G7 performance on gender equality
G7 Summit

G7 performance on gender equality

The G7 summits with the highest compliance on gender equality commitments had a high degree of internal support, but there are more compliance catalysts that can be employed to keep things moving forward 

The 2022 G7 Elmau Summit takes place at a time of compounding crises, many of which disproportionately affect women. Of immediate and utmost concern is the rise of conflict-related sexual violence, now being carried out by Russian forces in Ukraine. The G7 prioritised this issue at the Lough Erne Summit in 2013 and must ensure that concerted action is taken to address it now. 


G7 leaders first addressed gender equality in 1990, but not consistently until 2001. Their attention steadily increased from 2013 until 2019. It was entirely absent in 2020 but attention reappeared at all their summits from February 2021 to February 2022. G7 communiqués averaged 668 words on gender equality per summit, for almost 6% of the total words from 1975 to 2022. 

The greatest attention came at the virtual summit in August 2021 and at the summits in 2017 and 2018. The 2017 communiqué contained 3,888 words (for 45%) and increased in 2018 to 5,086 words (45%), the most extensively mainstreamed amount. In August 2021, the Virtual Summit on Afghanistan communiqué contained 411 words (67%) on gender equality. Most recently, the 2022 February summit had 480 words (28%). 

The G7 began releasing a standalone document on gender equality in 2016, followed by two in 2018 and three in 2019. They included statements on improving education for women and girls in developing countries and ending gender-based violence in a digital context. They also announced the Biarritz Partnership on Gender Equality. This practice stopped in 2020.


Since 1975, the G7 has made 343 public, collective, precise, future-oriented and politically binding commitments on gender equality, over 5% of the total identified by the G7 Research Group. Most were made between 2015 and 2018. Earlier, most were gender-related commitments with other issues at their core, including addressing HIV/AIDS, improving maternal and child health, and improving educational outcomes for girls in Africa. Gender equality itself became the focus in 2015, with 34 (9%) commitments, followed by 48 (14%) in 2016 and 71 in 2017 (39%). In 2018, the G7 made a record 82 (26%) commitments on gender equality. In 2019 this dropped significantly to 17 (24%) and then to zero in 2020. In 2021, there was one (4%) commitment at the virtual summit in February, 30 (7%) at Cornwall and no core ones in August. In 2022, there were four (8%) at the February virtual summit. 


G7 members have averaged 73% compliance with these gender commitments, based on 44 assessments by the G7 Research Group. This is slightly below the 76% average across all subjects.

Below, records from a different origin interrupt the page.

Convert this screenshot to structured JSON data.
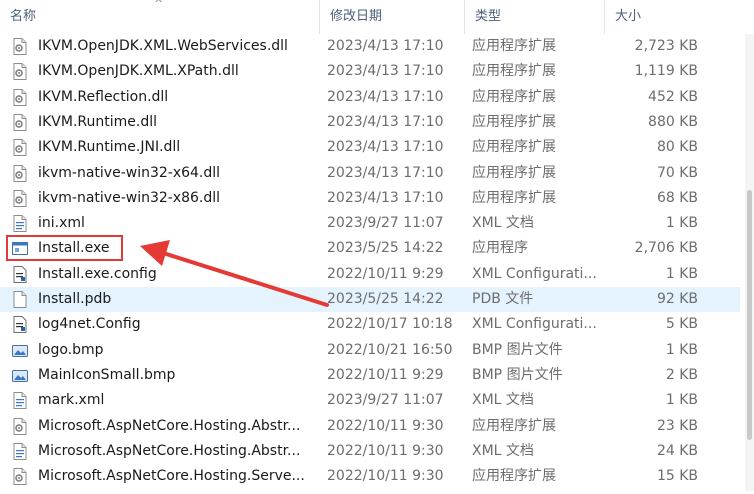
{
  "columns": {
    "name": "名称",
    "date": "修改日期",
    "type": "类型",
    "size": "大小"
  },
  "files": [
    {
      "name": "IKVM.OpenJDK.XML.WebServices.dll",
      "date": "2023/4/13 17:10",
      "type": "应用程序扩展",
      "size": "2,723 KB",
      "icon": "dll-icon"
    },
    {
      "name": "IKVM.OpenJDK.XML.XPath.dll",
      "date": "2023/4/13 17:10",
      "type": "应用程序扩展",
      "size": "1,119 KB",
      "icon": "dll-icon"
    },
    {
      "name": "IKVM.Reflection.dll",
      "date": "2023/4/13 17:10",
      "type": "应用程序扩展",
      "size": "452 KB",
      "icon": "dll-icon"
    },
    {
      "name": "IKVM.Runtime.dll",
      "date": "2023/4/13 17:10",
      "type": "应用程序扩展",
      "size": "880 KB",
      "icon": "dll-icon"
    },
    {
      "name": "IKVM.Runtime.JNI.dll",
      "date": "2023/4/13 17:10",
      "type": "应用程序扩展",
      "size": "80 KB",
      "icon": "dll-icon"
    },
    {
      "name": "ikvm-native-win32-x64.dll",
      "date": "2023/4/13 17:10",
      "type": "应用程序扩展",
      "size": "70 KB",
      "icon": "dll-icon"
    },
    {
      "name": "ikvm-native-win32-x86.dll",
      "date": "2023/4/13 17:10",
      "type": "应用程序扩展",
      "size": "68 KB",
      "icon": "dll-icon"
    },
    {
      "name": "ini.xml",
      "date": "2023/9/27 11:07",
      "type": "XML 文档",
      "size": "1 KB",
      "icon": "xml-icon"
    },
    {
      "name": "Install.exe",
      "date": "2023/5/25 14:22",
      "type": "应用程序",
      "size": "2,706 KB",
      "icon": "exe-icon"
    },
    {
      "name": "Install.exe.config",
      "date": "2022/10/11 9:29",
      "type": "XML Configurati...",
      "size": "1 KB",
      "icon": "config-icon"
    },
    {
      "name": "Install.pdb",
      "date": "2023/5/25 14:22",
      "type": "PDB 文件",
      "size": "92 KB",
      "icon": "blank-file-icon"
    },
    {
      "name": "log4net.Config",
      "date": "2022/10/17 10:18",
      "type": "XML Configurati...",
      "size": "5 KB",
      "icon": "config-icon"
    },
    {
      "name": "logo.bmp",
      "date": "2022/10/21 16:50",
      "type": "BMP 图片文件",
      "size": "1 KB",
      "icon": "bmp-icon"
    },
    {
      "name": "MainIconSmall.bmp",
      "date": "2022/10/11 9:29",
      "type": "BMP 图片文件",
      "size": "2 KB",
      "icon": "bmp-icon"
    },
    {
      "name": "mark.xml",
      "date": "2023/9/27 11:07",
      "type": "XML 文档",
      "size": "1 KB",
      "icon": "xml-icon"
    },
    {
      "name": "Microsoft.AspNetCore.Hosting.Abstr...",
      "date": "2022/10/11 9:30",
      "type": "应用程序扩展",
      "size": "23 KB",
      "icon": "dll-icon"
    },
    {
      "name": "Microsoft.AspNetCore.Hosting.Abstr...",
      "date": "2022/10/11 9:30",
      "type": "XML 文档",
      "size": "24 KB",
      "icon": "xml-icon"
    },
    {
      "name": "Microsoft.AspNetCore.Hosting.Serve...",
      "date": "2022/10/11 9:30",
      "type": "应用程序扩展",
      "size": "15 KB",
      "icon": "dll-icon"
    }
  ],
  "hovered_file": "Install.pdb",
  "annotation": {
    "highlighted_file": "Install.exe",
    "color": "#e53935"
  }
}
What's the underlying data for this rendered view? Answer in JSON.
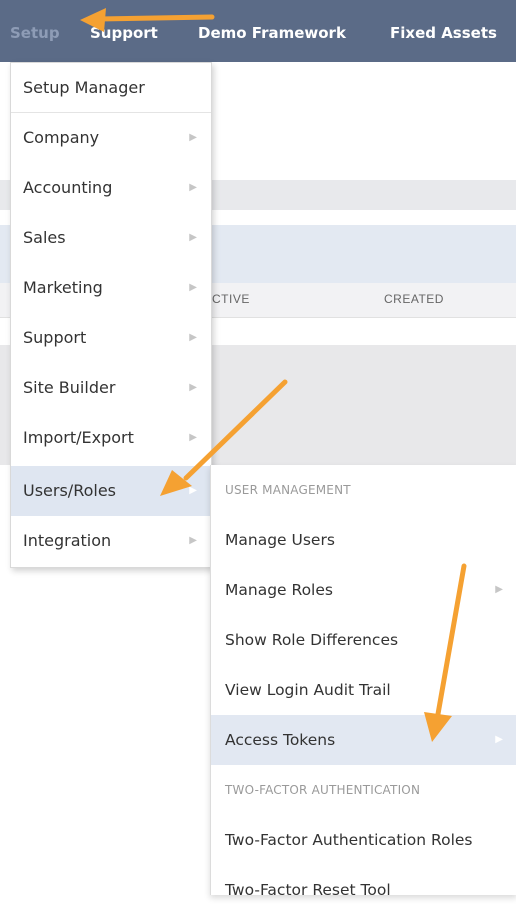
{
  "nav": {
    "items": [
      "Setup",
      "Support",
      "Demo Framework",
      "Fixed Assets"
    ]
  },
  "table": {
    "columns": [
      "CTIVE",
      "CREATED"
    ]
  },
  "menu": {
    "items": [
      {
        "label": "Setup Manager",
        "has_submenu": false
      },
      {
        "label": "Company",
        "has_submenu": true
      },
      {
        "label": "Accounting",
        "has_submenu": true
      },
      {
        "label": "Sales",
        "has_submenu": true
      },
      {
        "label": "Marketing",
        "has_submenu": true
      },
      {
        "label": "Support",
        "has_submenu": true
      },
      {
        "label": "Site Builder",
        "has_submenu": true
      },
      {
        "label": "Import/Export",
        "has_submenu": true
      },
      {
        "label": "Users/Roles",
        "has_submenu": true,
        "active": true
      },
      {
        "label": "Integration",
        "has_submenu": true
      }
    ],
    "arrow_glyph": "▶"
  },
  "submenu": {
    "section_user_management": "USER MANAGEMENT",
    "items": [
      {
        "label": "Manage Users"
      },
      {
        "label": "Manage Roles",
        "has_submenu": true
      },
      {
        "label": "Show Role Differences"
      },
      {
        "label": "View Login Audit Trail"
      },
      {
        "label": "Access Tokens",
        "has_submenu": true,
        "active": true
      }
    ],
    "section_two_factor": "TWO-FACTOR AUTHENTICATION",
    "items2": [
      {
        "label": "Two-Factor Authentication Roles"
      },
      {
        "label": "Two-Factor Reset Tool"
      }
    ]
  },
  "colors": {
    "nav_bg": "#5b6b87",
    "active_bg": "#dfe6f1",
    "annotation_arrow": "#f5a132"
  }
}
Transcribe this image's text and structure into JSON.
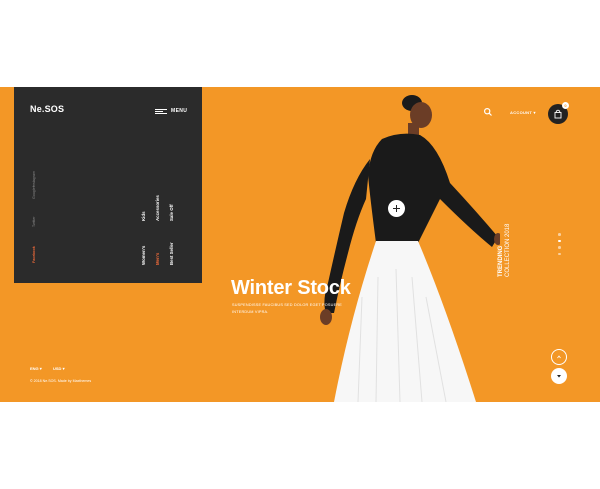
{
  "brand": {
    "logo": "Ne.SOS"
  },
  "nav": {
    "menu_label": "MENU"
  },
  "social": [
    "Facebook",
    "Twitter",
    "Google+",
    "Instagram"
  ],
  "categories": [
    "Women's",
    "Kids",
    "Men's",
    "Accessories",
    "Best Seller",
    "Sale Off"
  ],
  "header": {
    "account_label": "ACCOUNT",
    "cart_count": "0"
  },
  "hero": {
    "headline": "Winter Stock",
    "subtext": "SUSPENDISSE FAUCIBUS SED DOLOR EGET POSUERE INTERDUM VIPRA.",
    "trend_line1": "TRENDING",
    "trend_line2": "COLLECTION 2018"
  },
  "footer": {
    "language": "ENG",
    "currency": "USD",
    "copyright": "© 2018 Ne.SOS. Made by Maxthemes"
  },
  "colors": {
    "accent": "#f39726",
    "panel": "#2b2b2b",
    "highlight": "#f26b3a"
  }
}
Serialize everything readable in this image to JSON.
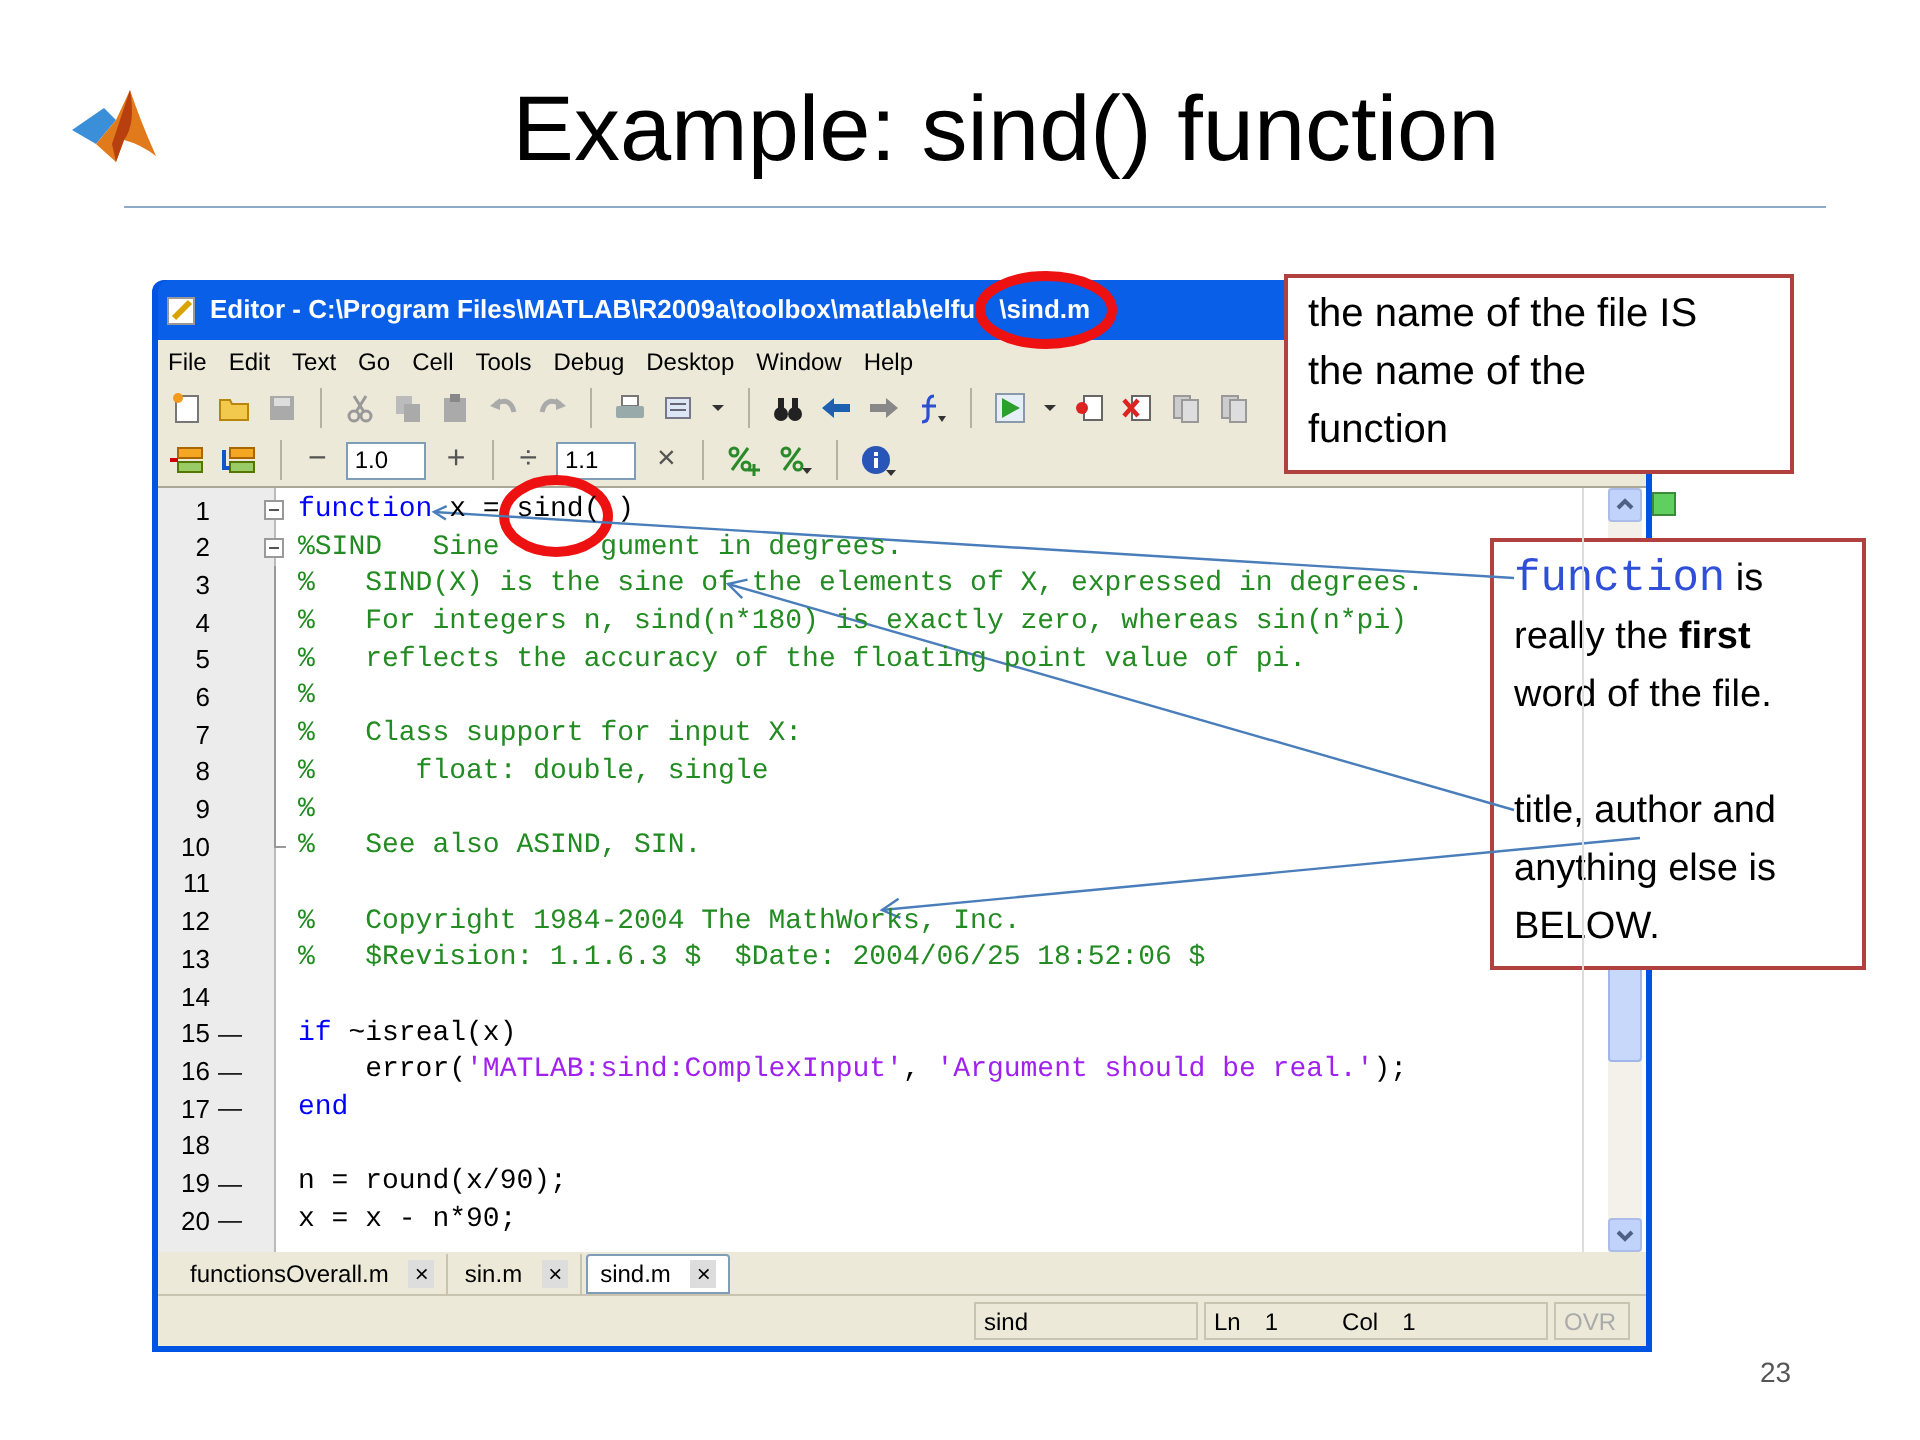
{
  "slide": {
    "title": "Example: sind() function",
    "page_number": "23"
  },
  "editor": {
    "window_title": "Editor - C:\\Program Files\\MATLAB\\R2009a\\toolbox\\matlab\\elfu",
    "window_title_end": "\\sind.m",
    "menu": [
      "File",
      "Edit",
      "Text",
      "Go",
      "Cell",
      "Tools",
      "Debug",
      "Desktop",
      "Window",
      "Help"
    ],
    "toolbar_groups": [
      [
        {
          "kind": "new-file"
        },
        {
          "kind": "folder"
        },
        {
          "kind": "save"
        }
      ],
      [
        {
          "kind": "cut"
        },
        {
          "kind": "copy"
        },
        {
          "kind": "paste"
        },
        {
          "kind": "undo"
        },
        {
          "kind": "redo"
        }
      ],
      [
        {
          "kind": "print"
        },
        {
          "kind": "page"
        },
        {
          "kind": "caret"
        }
      ],
      [
        {
          "kind": "binoculars"
        },
        {
          "kind": "back"
        },
        {
          "kind": "forward"
        },
        {
          "kind": "function"
        }
      ],
      [
        {
          "kind": "run"
        },
        {
          "kind": "caret"
        },
        {
          "kind": "breakpoint-set"
        },
        {
          "kind": "breakpoint-clear"
        },
        {
          "kind": "stack"
        },
        {
          "kind": "stack"
        }
      ]
    ],
    "cell_toolbar": {
      "minus": "−",
      "step": "1.0",
      "plus": "+",
      "divide": "÷",
      "factor": "1.1",
      "times": "×"
    },
    "lines": [
      {
        "number": "1",
        "kind": "fold-open",
        "tokens": [
          {
            "kind": "keyword",
            "text": "function"
          },
          {
            "kind": "plain",
            "text": " x = sind("
          },
          {
            "kind": "covered"
          },
          {
            "kind": "plain",
            "text": ")"
          }
        ]
      },
      {
        "number": "2",
        "kind": "fold-open",
        "tokens": [
          {
            "kind": "comment",
            "text": "%SIND   Sine "
          },
          {
            "kind": "covered"
          },
          {
            "kind": "covered"
          },
          {
            "kind": "covered"
          },
          {
            "kind": "covered"
          },
          {
            "kind": "covered"
          },
          {
            "kind": "comment",
            "text": "gument in degrees."
          }
        ]
      },
      {
        "number": "3",
        "kind": "fold-line",
        "tokens": [
          {
            "kind": "comment",
            "text": "%   SIND(X) is the sine of the elements of X, expressed in degrees."
          }
        ]
      },
      {
        "number": "4",
        "kind": "fold-line",
        "tokens": [
          {
            "kind": "comment",
            "text": "%   For integers n, sind(n*180) is exactly zero, whereas sin(n*pi)"
          }
        ]
      },
      {
        "number": "5",
        "kind": "fold-line",
        "tokens": [
          {
            "kind": "comment",
            "text": "%   reflects the accuracy of the floating point value of pi."
          }
        ]
      },
      {
        "number": "6",
        "kind": "fold-line",
        "tokens": [
          {
            "kind": "comment",
            "text": "%"
          }
        ]
      },
      {
        "number": "7",
        "kind": "fold-line",
        "tokens": [
          {
            "kind": "comment",
            "text": "%   Class support for input X:"
          }
        ]
      },
      {
        "number": "8",
        "kind": "fold-line",
        "tokens": [
          {
            "kind": "comment",
            "text": "%      float: double, single"
          }
        ]
      },
      {
        "number": "9",
        "kind": "fold-line",
        "tokens": [
          {
            "kind": "comment",
            "text": "%"
          }
        ]
      },
      {
        "number": "10",
        "kind": "fold-end",
        "tokens": [
          {
            "kind": "comment",
            "text": "%   See also ASIND, SIN."
          }
        ]
      },
      {
        "number": "11",
        "kind": "plain"
      },
      {
        "number": "12",
        "kind": "plain",
        "tokens": [
          {
            "kind": "comment",
            "text": "%   Copyright 1984-2004 The MathWorks, Inc."
          }
        ]
      },
      {
        "number": "13",
        "kind": "plain",
        "tokens": [
          {
            "kind": "comment",
            "text": "%   $Revision: 1.1.6.3 $  $Date: 2004/06/25 18:52:06 $"
          }
        ]
      },
      {
        "number": "14",
        "kind": "plain"
      },
      {
        "number": "15",
        "kind": "plain",
        "marker": "—",
        "tokens": [
          {
            "kind": "keyword",
            "text": "if"
          },
          {
            "kind": "plain",
            "text": " ~isreal(x)"
          }
        ]
      },
      {
        "number": "16",
        "kind": "plain",
        "marker": "—",
        "tokens": [
          {
            "kind": "plain",
            "text": "    error("
          },
          {
            "kind": "string",
            "text": "'MATLAB:sind:ComplexInput'"
          },
          {
            "kind": "plain",
            "text": ", "
          },
          {
            "kind": "string",
            "text": "'Argument should be real.'"
          },
          {
            "kind": "plain",
            "text": ");"
          }
        ]
      },
      {
        "number": "17",
        "kind": "plain",
        "marker": "—",
        "tokens": [
          {
            "kind": "keyword",
            "text": "end"
          }
        ]
      },
      {
        "number": "18",
        "kind": "plain"
      },
      {
        "number": "19",
        "kind": "plain",
        "marker": "—",
        "tokens": [
          {
            "kind": "plain",
            "text": "n = round(x/90);"
          }
        ]
      },
      {
        "number": "20",
        "kind": "plain",
        "marker": "—",
        "tokens": [
          {
            "kind": "plain",
            "text": "x = x - n*90;"
          }
        ]
      }
    ],
    "tabs": [
      {
        "label": "functionsOverall.m",
        "close": "×",
        "selected": false
      },
      {
        "label": "sin.m",
        "close": "×",
        "selected": false
      },
      {
        "label": "sind.m",
        "close": "×",
        "selected": true
      }
    ],
    "status_bar": {
      "function": "sind",
      "ln_label": "Ln",
      "ln": "1",
      "col_label": "Col",
      "col": "1",
      "ovr": "OVR"
    }
  },
  "callouts": [
    {
      "kind": "plain",
      "text": "the name of the file IS the name of the function"
    },
    {
      "kind": "detail",
      "code_word": "function",
      "text": " is really the **first** word of the file.",
      "note": "title, author and anything else is BELOW."
    }
  ]
}
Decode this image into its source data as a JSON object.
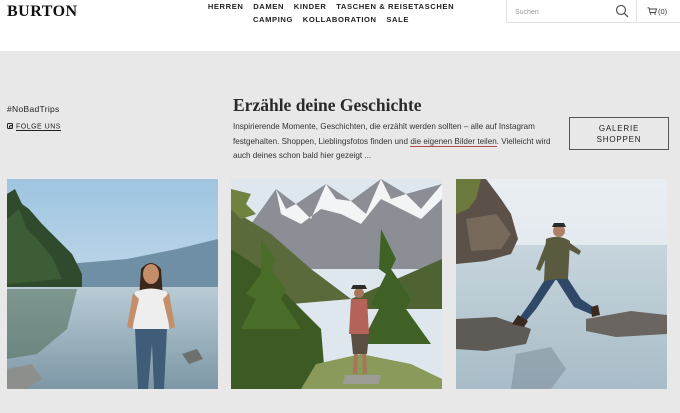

By February 2022, compliance with one gender commitment made at Cornwall in 2021 was 100%.

The gender commitments with the highest compliance focused on health, including improving maternal, newborn and child health, or invoked legal action or the protection of human rights. Commitments with the lowest compliance focused on supporting internally displaced and refugee women and girls affected by conflict and disaster and on gender-based violence.

The highest compliance came with commitments made in 2002 with 100%, in 2013 with 95%, in 1996 and 2018 with 92% each, in 2014 with 86% and in 2007 with 84%. The lowest compliance came with commitments made in 2011 with 45% and 2004 with 56%.

The highest complying G7 member is Canada at 88%, followed by the United Kingdom at 85% and the European Union at 77%. In the middle are Germany at 76%, the United States at 75% and France at 69%. The lowest compliers are Japan at 65% and Italy at 50%. 

Causes and corrections

The highest complying summits, averaging 84%, had a high degree of internal G7 institutional support: they coincided with the only two ministerial meetings on gender equality ever held and with the creation of three of the five gender-related official and multi-stakeholder bodies. The lowest, averaging 60%, came on commitments made in years with no such ministerial meetings and with only two such bodies created.

The highest complying summits also dedicated a larger percentage of their communiqués – on average 18% – to gender equality. This compares to the 6% average for the lowest complying summits. 

Core gender commitments averaged 67% compliance and gender-related commitments averaged 77%. The gender-related commitments with the highest compliance linked gender equality to health, specifically to maternal and newborn health, AIDS, and reproductive health. Commitments with the lowest compliance lacked specificity, but committed to or supported gender equality and women’s empowerment broadly.

The presence of compliance catalysts, such as text on how to implement a commitment, generally improved compliance. Gender commitments with embedded catalysts averaged 80% compliance; commitments with none averaged 64%. The catalysts that coincided with the highest compliance refer to a G7 body, invoked legal instruments, or referred to working with a particular country, region or agent.